----- Records provided -----

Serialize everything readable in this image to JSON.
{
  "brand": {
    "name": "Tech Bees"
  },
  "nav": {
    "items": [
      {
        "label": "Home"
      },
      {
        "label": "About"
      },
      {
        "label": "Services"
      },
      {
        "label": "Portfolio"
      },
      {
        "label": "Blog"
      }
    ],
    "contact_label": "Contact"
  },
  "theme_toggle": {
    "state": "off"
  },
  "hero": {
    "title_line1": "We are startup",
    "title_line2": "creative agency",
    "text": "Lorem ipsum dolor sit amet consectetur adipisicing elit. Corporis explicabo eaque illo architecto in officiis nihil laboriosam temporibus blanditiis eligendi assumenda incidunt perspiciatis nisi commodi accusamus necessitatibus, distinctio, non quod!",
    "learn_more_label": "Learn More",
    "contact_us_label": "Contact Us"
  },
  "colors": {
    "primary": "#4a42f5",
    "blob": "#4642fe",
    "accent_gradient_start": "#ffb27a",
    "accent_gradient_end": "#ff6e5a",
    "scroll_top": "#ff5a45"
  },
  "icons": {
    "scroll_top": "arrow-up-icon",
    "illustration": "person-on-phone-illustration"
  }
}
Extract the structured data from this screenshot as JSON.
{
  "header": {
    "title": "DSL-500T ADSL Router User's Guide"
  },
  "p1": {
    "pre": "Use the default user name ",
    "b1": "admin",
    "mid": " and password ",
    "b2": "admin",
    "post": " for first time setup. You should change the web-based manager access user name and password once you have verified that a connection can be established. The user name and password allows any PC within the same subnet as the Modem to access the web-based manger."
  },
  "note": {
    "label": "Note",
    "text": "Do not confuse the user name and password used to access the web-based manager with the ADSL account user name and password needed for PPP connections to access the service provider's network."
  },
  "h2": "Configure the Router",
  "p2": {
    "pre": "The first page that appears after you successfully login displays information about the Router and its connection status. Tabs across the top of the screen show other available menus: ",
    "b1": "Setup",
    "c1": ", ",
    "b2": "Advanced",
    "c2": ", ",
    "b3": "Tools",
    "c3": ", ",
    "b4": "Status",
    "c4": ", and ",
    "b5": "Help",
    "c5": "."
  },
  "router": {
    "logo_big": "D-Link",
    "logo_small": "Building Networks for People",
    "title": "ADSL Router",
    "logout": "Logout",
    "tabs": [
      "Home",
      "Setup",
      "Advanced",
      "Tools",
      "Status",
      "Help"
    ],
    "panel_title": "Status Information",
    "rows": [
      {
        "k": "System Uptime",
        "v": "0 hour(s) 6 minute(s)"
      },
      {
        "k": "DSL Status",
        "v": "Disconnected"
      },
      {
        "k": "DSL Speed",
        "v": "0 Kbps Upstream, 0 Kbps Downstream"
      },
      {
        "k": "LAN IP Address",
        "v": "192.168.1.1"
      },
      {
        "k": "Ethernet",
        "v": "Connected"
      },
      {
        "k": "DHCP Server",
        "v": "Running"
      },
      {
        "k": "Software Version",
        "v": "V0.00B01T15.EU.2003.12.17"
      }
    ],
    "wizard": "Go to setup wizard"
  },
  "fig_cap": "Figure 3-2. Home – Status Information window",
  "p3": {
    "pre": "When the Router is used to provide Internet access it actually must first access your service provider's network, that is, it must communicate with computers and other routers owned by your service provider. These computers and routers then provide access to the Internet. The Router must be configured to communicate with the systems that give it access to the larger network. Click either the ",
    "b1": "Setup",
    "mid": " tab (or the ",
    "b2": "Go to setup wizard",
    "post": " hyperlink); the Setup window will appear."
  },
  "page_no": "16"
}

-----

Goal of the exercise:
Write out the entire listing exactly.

Answer area:
Serialize everything readable in this image to JSON.
{
  "brand": {
    "name": "Tech Bees"
  },
  "nav": {
    "items": [
      {
        "label": "Home"
      },
      {
        "label": "About"
      },
      {
        "label": "Services"
      },
      {
        "label": "Portfolio"
      },
      {
        "label": "Blog"
      }
    ],
    "contact_label": "Contact"
  },
  "theme_toggle": {
    "state": "off"
  },
  "hero": {
    "title_line1": "We are startup",
    "title_line2": "creative agency",
    "text": "Lorem ipsum dolor sit amet consectetur adipisicing elit. Corporis explicabo eaque illo architecto in officiis nihil laboriosam temporibus blanditiis eligendi assumenda incidunt perspiciatis nisi commodi accusamus necessitatibus, distinctio, non quod!",
    "learn_more_label": "Learn More",
    "contact_us_label": "Contact Us"
  },
  "colors": {
    "primary": "#4a42f5",
    "blob": "#4642fe",
    "accent_gradient_start": "#ffb27a",
    "accent_gradient_end": "#ff6e5a",
    "scroll_top": "#ff5a45"
  },
  "icons": {
    "scroll_top": "arrow-up-icon",
    "illustration": "person-on-phone-illustration"
  }
}
Extract the structured data from this screenshot as JSON.
{
  "header": {
    "title": "DSL-500T ADSL Router User's Guide"
  },
  "p1": {
    "pre": "Use the default user name ",
    "b1": "admin",
    "mid": " and password ",
    "b2": "admin",
    "post": " for first time setup. You should change the web-based manager access user name and password once you have verified that a connection can be established. The user name and password allows any PC within the same subnet as the Modem to access the web-based manger."
  },
  "note": {
    "label": "Note",
    "text": "Do not confuse the user name and password used to access the web-based manager with the ADSL account user name and password needed for PPP connections to access the service provider's network."
  },
  "h2": "Configure the Router",
  "p2": {
    "pre": "The first page that appears after you successfully login displays information about the Router and its connection status. Tabs across the top of the screen show other available menus: ",
    "b1": "Setup",
    "c1": ", ",
    "b2": "Advanced",
    "c2": ", ",
    "b3": "Tools",
    "c3": ", ",
    "b4": "Status",
    "c4": ", and ",
    "b5": "Help",
    "c5": "."
  },
  "router": {
    "logo_big": "D-Link",
    "logo_small": "Building Networks for People",
    "title": "ADSL Router",
    "logout": "Logout",
    "tabs": [
      "Home",
      "Setup",
      "Advanced",
      "Tools",
      "Status",
      "Help"
    ],
    "panel_title": "Status Information",
    "rows": [
      {
        "k": "System Uptime",
        "v": "0 hour(s) 6 minute(s)"
      },
      {
        "k": "DSL Status",
        "v": "Disconnected"
      },
      {
        "k": "DSL Speed",
        "v": "0 Kbps Upstream, 0 Kbps Downstream"
      },
      {
        "k": "LAN IP Address",
        "v": "192.168.1.1"
      },
      {
        "k": "Ethernet",
        "v": "Connected"
      },
      {
        "k": "DHCP Server",
        "v": "Running"
      },
      {
        "k": "Software Version",
        "v": "V0.00B01T15.EU.2003.12.17"
      }
    ],
    "wizard": "Go to setup wizard"
  },
  "fig_cap": "Figure 3-2. Home – Status Information window",
  "p3": {
    "pre": "When the Router is used to provide Internet access it actually must first access your service provider's network, that is, it must communicate with computers and other routers owned by your service provider. These computers and routers then provide access to the Internet. The Router must be configured to communicate with the systems that give it access to the larger network. Click either the ",
    "b1": "Setup",
    "mid": " tab (or the ",
    "b2": "Go to setup wizard",
    "post": " hyperlink); the Setup window will appear."
  },
  "page_no": "16"
}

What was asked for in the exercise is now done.